— Assignment —
Copy out the entries below precisely; nothing is to be omitted.

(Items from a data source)
|---|

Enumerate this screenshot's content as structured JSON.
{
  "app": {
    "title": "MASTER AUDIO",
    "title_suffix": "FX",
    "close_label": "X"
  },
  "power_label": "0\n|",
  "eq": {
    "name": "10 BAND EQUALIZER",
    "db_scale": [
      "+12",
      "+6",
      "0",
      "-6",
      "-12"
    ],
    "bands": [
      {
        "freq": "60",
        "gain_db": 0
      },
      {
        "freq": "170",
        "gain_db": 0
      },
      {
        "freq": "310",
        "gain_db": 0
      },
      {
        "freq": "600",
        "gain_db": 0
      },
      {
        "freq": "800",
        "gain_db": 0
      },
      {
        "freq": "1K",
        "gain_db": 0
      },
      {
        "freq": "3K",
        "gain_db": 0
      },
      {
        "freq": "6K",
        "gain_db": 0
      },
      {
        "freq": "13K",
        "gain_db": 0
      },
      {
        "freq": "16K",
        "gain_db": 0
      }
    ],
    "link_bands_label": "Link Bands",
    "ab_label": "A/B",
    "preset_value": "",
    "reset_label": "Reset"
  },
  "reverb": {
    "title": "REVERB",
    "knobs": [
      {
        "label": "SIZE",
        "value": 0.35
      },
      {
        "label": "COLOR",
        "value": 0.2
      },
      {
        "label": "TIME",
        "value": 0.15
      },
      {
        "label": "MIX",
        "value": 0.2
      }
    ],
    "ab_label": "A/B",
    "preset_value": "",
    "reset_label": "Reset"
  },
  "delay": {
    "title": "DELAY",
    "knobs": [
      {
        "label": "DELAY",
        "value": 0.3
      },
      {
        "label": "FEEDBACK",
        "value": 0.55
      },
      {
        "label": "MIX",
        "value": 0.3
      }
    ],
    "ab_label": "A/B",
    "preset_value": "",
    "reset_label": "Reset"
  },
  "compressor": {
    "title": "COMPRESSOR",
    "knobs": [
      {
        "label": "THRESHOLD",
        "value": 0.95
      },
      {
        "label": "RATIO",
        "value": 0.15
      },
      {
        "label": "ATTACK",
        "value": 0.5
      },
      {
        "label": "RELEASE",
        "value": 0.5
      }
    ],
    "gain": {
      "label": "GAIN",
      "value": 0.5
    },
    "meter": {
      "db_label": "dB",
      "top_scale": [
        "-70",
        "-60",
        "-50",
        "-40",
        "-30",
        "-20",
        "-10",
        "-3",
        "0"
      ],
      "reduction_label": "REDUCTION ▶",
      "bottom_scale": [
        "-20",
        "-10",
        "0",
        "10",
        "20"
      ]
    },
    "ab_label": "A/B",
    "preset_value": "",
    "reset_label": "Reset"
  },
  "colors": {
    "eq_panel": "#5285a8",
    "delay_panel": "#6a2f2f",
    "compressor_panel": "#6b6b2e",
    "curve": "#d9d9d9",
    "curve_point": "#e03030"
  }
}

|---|

— Response to this task —
Enumerate this screenshot's content as structured JSON.
{
  "app": {
    "title": "MASTER AUDIO",
    "title_suffix": "FX",
    "close_label": "X"
  },
  "power_label": "0\n|",
  "eq": {
    "name": "10 BAND EQUALIZER",
    "db_scale": [
      "+12",
      "+6",
      "0",
      "-6",
      "-12"
    ],
    "bands": [
      {
        "freq": "60",
        "gain_db": 0
      },
      {
        "freq": "170",
        "gain_db": 0
      },
      {
        "freq": "310",
        "gain_db": 0
      },
      {
        "freq": "600",
        "gain_db": 0
      },
      {
        "freq": "800",
        "gain_db": 0
      },
      {
        "freq": "1K",
        "gain_db": 0
      },
      {
        "freq": "3K",
        "gain_db": 0
      },
      {
        "freq": "6K",
        "gain_db": 0
      },
      {
        "freq": "13K",
        "gain_db": 0
      },
      {
        "freq": "16K",
        "gain_db": 0
      }
    ],
    "link_bands_label": "Link Bands",
    "ab_label": "A/B",
    "preset_value": "",
    "reset_label": "Reset"
  },
  "reverb": {
    "title": "REVERB",
    "knobs": [
      {
        "label": "SIZE",
        "value": 0.35
      },
      {
        "label": "COLOR",
        "value": 0.2
      },
      {
        "label": "TIME",
        "value": 0.15
      },
      {
        "label": "MIX",
        "value": 0.2
      }
    ],
    "ab_label": "A/B",
    "preset_value": "",
    "reset_label": "Reset"
  },
  "delay": {
    "title": "DELAY",
    "knobs": [
      {
        "label": "DELAY",
        "value": 0.3
      },
      {
        "label": "FEEDBACK",
        "value": 0.55
      },
      {
        "label": "MIX",
        "value": 0.3
      }
    ],
    "ab_label": "A/B",
    "preset_value": "",
    "reset_label": "Reset"
  },
  "compressor": {
    "title": "COMPRESSOR",
    "knobs": [
      {
        "label": "THRESHOLD",
        "value": 0.95
      },
      {
        "label": "RATIO",
        "value": 0.15
      },
      {
        "label": "ATTACK",
        "value": 0.5
      },
      {
        "label": "RELEASE",
        "value": 0.5
      }
    ],
    "gain": {
      "label": "GAIN",
      "value": 0.5
    },
    "meter": {
      "db_label": "dB",
      "top_scale": [
        "-70",
        "-60",
        "-50",
        "-40",
        "-30",
        "-20",
        "-10",
        "-3",
        "0"
      ],
      "reduction_label": "REDUCTION ▶",
      "bottom_scale": [
        "-20",
        "-10",
        "0",
        "10",
        "20"
      ]
    },
    "ab_label": "A/B",
    "preset_value": "",
    "reset_label": "Reset"
  },
  "colors": {
    "eq_panel": "#5285a8",
    "delay_panel": "#6a2f2f",
    "compressor_panel": "#6b6b2e",
    "curve": "#d9d9d9",
    "curve_point": "#e03030"
  }
}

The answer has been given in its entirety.